During the two days we sat in on two classes, led a discussion of the paper, and met one-on-one with many members of the research group. The bottom line is that I wouldn’t that my hypothesis about “the various tools of interactive and dynamic graphics for data analysis [being] ways to address heterogeneity” was confirmed by these interactions. Except my host disagrees with that conclusion. Obviously more to think and talk about.
Some other things I took away:
A statistician, Di Cook, co-teaching with an English department member, Charles Kostelnick (http://engl.iastate.edu/directory/chkostel) on interpreting and design visual communication. Visual hypothesis testing: Suppose that the treatment is not having a systematic effect, then a scrambled allocation of treatment labels and you don’t see a difference between them and the original data (that is, in a “line up”), then patterns shown in original data are just something you’d see by scrambling. But if you can pick out the original, then there is a systematic basis to the original data (seehttp://jonathanstray.com/papers/wickham.pdf for an extended discussion)
Beautiful Visualization, ed. J. Steele et al., especially chapter on process of development of a visualization of a wikipedia entry.
Information Visualization (InfoVis) is a large, well-rewarded field now. Practitioners combine stats, computing, and visualization (better than they did 20 years ago).

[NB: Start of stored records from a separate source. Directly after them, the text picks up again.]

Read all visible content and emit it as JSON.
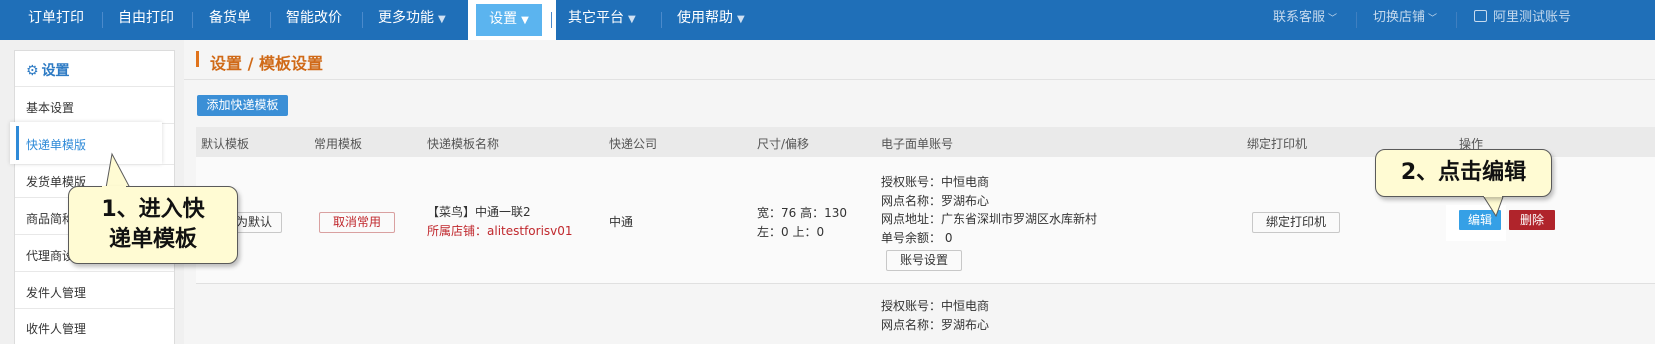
{
  "nav": {
    "items": [
      "订单打印",
      "自由打印",
      "备货单",
      "智能改价",
      "更多功能",
      "设置",
      "其它平台",
      "使用帮助"
    ],
    "right": [
      "联系客服",
      "切换店铺",
      "阿里测试账号"
    ]
  },
  "sidebar": {
    "title": "设置",
    "items": [
      "基本设置",
      "快递单模版",
      "发货单模版",
      "商品简称",
      "代理商设置",
      "发件人管理",
      "收件人管理"
    ]
  },
  "page": {
    "breadcrumb": "设置 / 模板设置",
    "add_button": "添加快递模板"
  },
  "table": {
    "headers": [
      "默认模板",
      "常用模板",
      "快递模板名称",
      "快递公司",
      "尺寸/偏移",
      "电子面单账号",
      "绑定打印机",
      "操作"
    ],
    "row1": {
      "default_btn": "设为默认",
      "common_btn": "取消常用",
      "template_name": "【菜鸟】中通一联2",
      "shop_label": "所属店铺：alitestforisv01",
      "company": "中通",
      "size_line1": "宽：76 高：130",
      "size_line2": "左：0 上：0",
      "account_line1": "授权账号：中恒电商",
      "account_line2": "网点名称：罗湖布心",
      "account_line3": "网点地址：广东省深圳市罗湖区水库新村",
      "account_line4": "单号余额：  0",
      "account_settings_btn": "账号设置",
      "printer_btn": "绑定打印机",
      "edit_btn": "编辑",
      "delete_btn": "删除"
    },
    "row2": {
      "account_line1": "授权账号：中恒电商",
      "account_line2": "网点名称：罗湖布心"
    }
  },
  "callouts": {
    "step1_line1": "1、进入快",
    "step1_line2": "递单模板",
    "step2": "2、点击编辑"
  }
}
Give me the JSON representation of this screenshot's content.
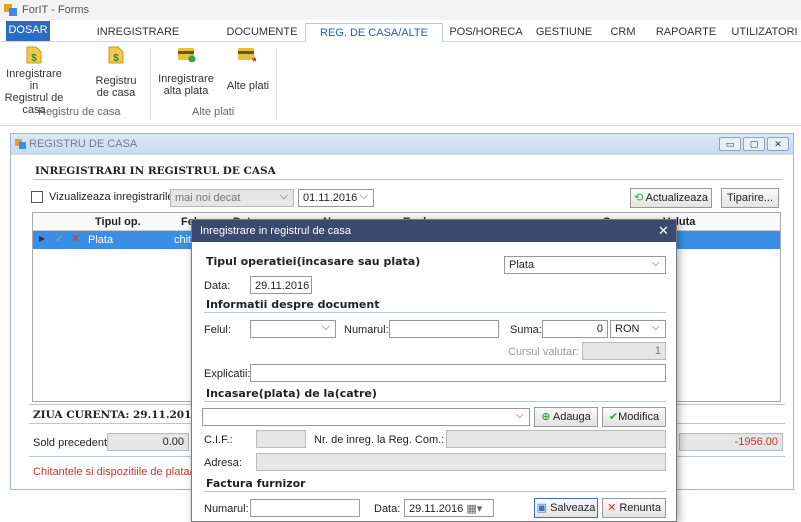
{
  "app": {
    "title": "ForIT - Forms"
  },
  "tabs": [
    "DOSAR",
    "INREGISTRARE DOCUMENTE",
    "DOCUMENTE",
    "REG. DE CASA/ALTE PLATI",
    "POS/HORECA",
    "GESTIUNE",
    "CRM",
    "RAPOARTE",
    "UTILIZATORI"
  ],
  "ribbon": {
    "btn1": [
      "Inregistrare in",
      "Registrul de",
      "casa"
    ],
    "btn2": [
      "Registru",
      "de casa"
    ],
    "btn3": [
      "Inregistrare",
      "alta plata"
    ],
    "btn4": "Alte plati",
    "group1": "Registru de casa",
    "group2": "Alte plati",
    "colors": {
      "accent": "#2b6cc2",
      "green": "#3aa04a",
      "yellow": "#e8c030"
    }
  },
  "window": {
    "title": "REGISTRU DE CASA",
    "controls": [
      "▭",
      "▢",
      "✕"
    ],
    "section": "INREGISTRARI IN REGISTRUL DE CASA",
    "filter": {
      "checkbox_label": "Vizualizeaza inregistrarile",
      "mode": "mai noi decat",
      "date": "01.11.2016"
    },
    "refresh_label": "Actualizeaza",
    "print_label": "Tiparire...",
    "grid": {
      "headers": [
        "Tipul op.",
        "Fel",
        "Data",
        "Nr",
        "Expl",
        "Suma",
        "Valuta"
      ],
      "row": {
        "tip": "Plata",
        "fel": "chit"
      }
    },
    "current_day": "ZIUA CURENTA: 29.11.2016",
    "sold_label": "Sold precedent:",
    "sold_value": "0.00",
    "sold_right": "-1956.00",
    "footer_note": "Chitantele si dispozitiile de plata/incasare"
  },
  "dialog": {
    "title": "Inregistrare in registrul de casa",
    "close": "✕",
    "op_label": "Tipul operatiei(incasare sau plata)",
    "op_value": "Plata",
    "data_label": "Data:",
    "data_value": "29.11.2016",
    "doc_section": "Informatii despre document",
    "felul_label": "Felul:",
    "numarul_label": "Numarul:",
    "suma_label": "Suma:",
    "suma_value": "0",
    "currency": "RON",
    "curs_label": "Cursul valutar:",
    "curs_value": "1",
    "expl_label": "Explicatii:",
    "partner_section": "Incasare(plata)  de la(catre)",
    "add_label": "Adauga",
    "modify_label": "Modifica",
    "cif_label": "C.I.F.:",
    "regcom_label": "Nr. de inreg. la Reg. Com.:",
    "adresa_label": "Adresa:",
    "factura_section": "Factura furnizor",
    "f_numarul_label": "Numarul:",
    "f_data_label": "Data:",
    "f_data_value": "29.11.2016",
    "save_label": "Salveaza",
    "cancel_label": "Renunta"
  }
}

The discussion mode worked well for the large group of participants (primarily graduate students)— I will give a brief introduction, then participants take turns, say 5 minutes each, to relate how the paper intersects with or stimulates their own thinking (while the author stays quiet, listening). I join in at the end. This approach means that the emphasis is on participants teasing out their own thinking more than on digging into what the author thinks. The participants all found some piece of their work to air in the session. (Given that I didn’t appreciate all the points or their significance, it would have been better if this was the beginning of extended interactions with these people, but I hope some of them follow up amongst themselves. And, maybe, some of them will try the format for discussions that they lead one day.)